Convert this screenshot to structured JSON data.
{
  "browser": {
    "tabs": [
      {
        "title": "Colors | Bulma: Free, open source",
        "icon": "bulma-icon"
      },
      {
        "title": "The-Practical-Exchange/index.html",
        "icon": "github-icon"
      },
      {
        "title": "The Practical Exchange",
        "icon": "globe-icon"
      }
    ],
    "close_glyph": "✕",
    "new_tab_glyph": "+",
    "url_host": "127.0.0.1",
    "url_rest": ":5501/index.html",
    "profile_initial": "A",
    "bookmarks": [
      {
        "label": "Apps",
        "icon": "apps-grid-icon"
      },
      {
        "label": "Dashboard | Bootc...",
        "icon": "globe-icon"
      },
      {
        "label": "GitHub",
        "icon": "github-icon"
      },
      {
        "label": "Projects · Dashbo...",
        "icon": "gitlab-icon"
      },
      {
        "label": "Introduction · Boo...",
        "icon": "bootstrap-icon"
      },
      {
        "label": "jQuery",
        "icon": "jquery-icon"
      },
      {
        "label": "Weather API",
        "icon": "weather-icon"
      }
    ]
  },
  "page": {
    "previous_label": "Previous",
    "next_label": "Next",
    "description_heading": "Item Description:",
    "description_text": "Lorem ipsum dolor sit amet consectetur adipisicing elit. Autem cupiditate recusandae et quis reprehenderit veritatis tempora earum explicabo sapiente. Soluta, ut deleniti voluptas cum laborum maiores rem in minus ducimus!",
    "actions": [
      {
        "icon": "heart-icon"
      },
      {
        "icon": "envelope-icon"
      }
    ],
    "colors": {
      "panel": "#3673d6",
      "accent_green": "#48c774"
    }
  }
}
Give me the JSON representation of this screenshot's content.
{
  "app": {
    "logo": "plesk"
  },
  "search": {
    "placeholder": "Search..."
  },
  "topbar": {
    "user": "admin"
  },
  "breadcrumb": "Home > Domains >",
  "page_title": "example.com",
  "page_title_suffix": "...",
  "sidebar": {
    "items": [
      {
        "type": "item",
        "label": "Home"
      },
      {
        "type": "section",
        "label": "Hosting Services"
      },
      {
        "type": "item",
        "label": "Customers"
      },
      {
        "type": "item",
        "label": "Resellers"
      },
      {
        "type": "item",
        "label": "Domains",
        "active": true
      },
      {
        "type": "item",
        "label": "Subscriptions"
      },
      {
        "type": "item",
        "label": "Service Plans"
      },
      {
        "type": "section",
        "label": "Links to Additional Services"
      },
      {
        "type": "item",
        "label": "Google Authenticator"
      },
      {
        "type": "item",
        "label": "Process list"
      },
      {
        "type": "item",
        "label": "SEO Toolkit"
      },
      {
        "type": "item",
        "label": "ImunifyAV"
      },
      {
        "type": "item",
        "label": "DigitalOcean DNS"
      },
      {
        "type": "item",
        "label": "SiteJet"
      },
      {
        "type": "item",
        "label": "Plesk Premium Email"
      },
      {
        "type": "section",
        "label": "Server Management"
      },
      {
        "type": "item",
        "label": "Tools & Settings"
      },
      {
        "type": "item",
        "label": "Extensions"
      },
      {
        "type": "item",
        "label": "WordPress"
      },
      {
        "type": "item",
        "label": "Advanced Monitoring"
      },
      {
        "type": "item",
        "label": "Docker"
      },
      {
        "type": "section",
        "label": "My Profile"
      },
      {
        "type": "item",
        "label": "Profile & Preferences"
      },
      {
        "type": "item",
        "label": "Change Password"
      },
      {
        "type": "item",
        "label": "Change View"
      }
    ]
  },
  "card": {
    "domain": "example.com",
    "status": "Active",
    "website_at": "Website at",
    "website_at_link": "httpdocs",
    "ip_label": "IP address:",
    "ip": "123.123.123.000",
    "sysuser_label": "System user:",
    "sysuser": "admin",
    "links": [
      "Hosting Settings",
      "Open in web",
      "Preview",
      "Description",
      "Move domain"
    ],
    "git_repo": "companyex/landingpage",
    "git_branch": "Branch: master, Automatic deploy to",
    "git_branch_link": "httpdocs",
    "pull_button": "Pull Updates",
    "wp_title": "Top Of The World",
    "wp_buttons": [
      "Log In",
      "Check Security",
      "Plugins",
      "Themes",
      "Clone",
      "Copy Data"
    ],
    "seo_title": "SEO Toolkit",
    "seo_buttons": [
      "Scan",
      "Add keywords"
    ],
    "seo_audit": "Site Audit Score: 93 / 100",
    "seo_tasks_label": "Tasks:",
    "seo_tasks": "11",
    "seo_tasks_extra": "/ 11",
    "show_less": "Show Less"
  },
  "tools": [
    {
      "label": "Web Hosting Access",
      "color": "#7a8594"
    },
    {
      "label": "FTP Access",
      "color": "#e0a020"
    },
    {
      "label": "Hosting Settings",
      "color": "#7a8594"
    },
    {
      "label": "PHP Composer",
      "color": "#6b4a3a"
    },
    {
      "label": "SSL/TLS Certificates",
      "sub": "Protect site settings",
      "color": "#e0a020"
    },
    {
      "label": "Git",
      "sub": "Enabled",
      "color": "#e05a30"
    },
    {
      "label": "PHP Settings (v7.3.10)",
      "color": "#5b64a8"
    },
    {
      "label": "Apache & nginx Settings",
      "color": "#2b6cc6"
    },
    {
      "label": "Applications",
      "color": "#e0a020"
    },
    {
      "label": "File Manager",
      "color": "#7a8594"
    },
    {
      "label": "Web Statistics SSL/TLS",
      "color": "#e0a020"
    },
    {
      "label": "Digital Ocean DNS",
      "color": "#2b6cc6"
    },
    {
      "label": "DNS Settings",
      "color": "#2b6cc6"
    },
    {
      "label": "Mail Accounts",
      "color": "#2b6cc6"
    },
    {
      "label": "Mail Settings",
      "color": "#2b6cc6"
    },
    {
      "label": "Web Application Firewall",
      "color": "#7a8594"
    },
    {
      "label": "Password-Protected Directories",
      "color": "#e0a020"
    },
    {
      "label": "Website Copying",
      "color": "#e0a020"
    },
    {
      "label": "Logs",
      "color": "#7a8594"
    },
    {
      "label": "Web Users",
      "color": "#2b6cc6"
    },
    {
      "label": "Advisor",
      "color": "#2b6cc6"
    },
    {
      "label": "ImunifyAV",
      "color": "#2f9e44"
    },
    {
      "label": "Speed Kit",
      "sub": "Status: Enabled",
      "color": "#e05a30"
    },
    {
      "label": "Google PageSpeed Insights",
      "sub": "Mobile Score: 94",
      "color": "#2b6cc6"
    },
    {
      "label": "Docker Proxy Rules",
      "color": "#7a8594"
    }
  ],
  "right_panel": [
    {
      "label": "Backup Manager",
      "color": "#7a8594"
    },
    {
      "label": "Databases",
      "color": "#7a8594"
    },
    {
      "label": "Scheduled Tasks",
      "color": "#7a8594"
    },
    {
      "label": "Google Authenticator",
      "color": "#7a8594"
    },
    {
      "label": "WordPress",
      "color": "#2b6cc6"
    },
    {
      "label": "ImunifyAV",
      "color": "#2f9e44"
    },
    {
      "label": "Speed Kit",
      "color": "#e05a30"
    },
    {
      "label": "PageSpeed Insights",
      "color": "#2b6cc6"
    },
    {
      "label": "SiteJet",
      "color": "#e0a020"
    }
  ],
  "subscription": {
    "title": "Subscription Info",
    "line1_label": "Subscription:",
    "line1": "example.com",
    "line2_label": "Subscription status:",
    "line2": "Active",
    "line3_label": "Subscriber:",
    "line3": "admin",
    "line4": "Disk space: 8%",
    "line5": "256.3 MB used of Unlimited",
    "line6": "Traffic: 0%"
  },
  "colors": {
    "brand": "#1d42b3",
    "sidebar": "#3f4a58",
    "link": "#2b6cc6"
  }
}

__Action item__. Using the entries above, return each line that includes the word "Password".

__Response for this exercise__.
        "label": "Change Password"
      "label": "Password-Protected Directories",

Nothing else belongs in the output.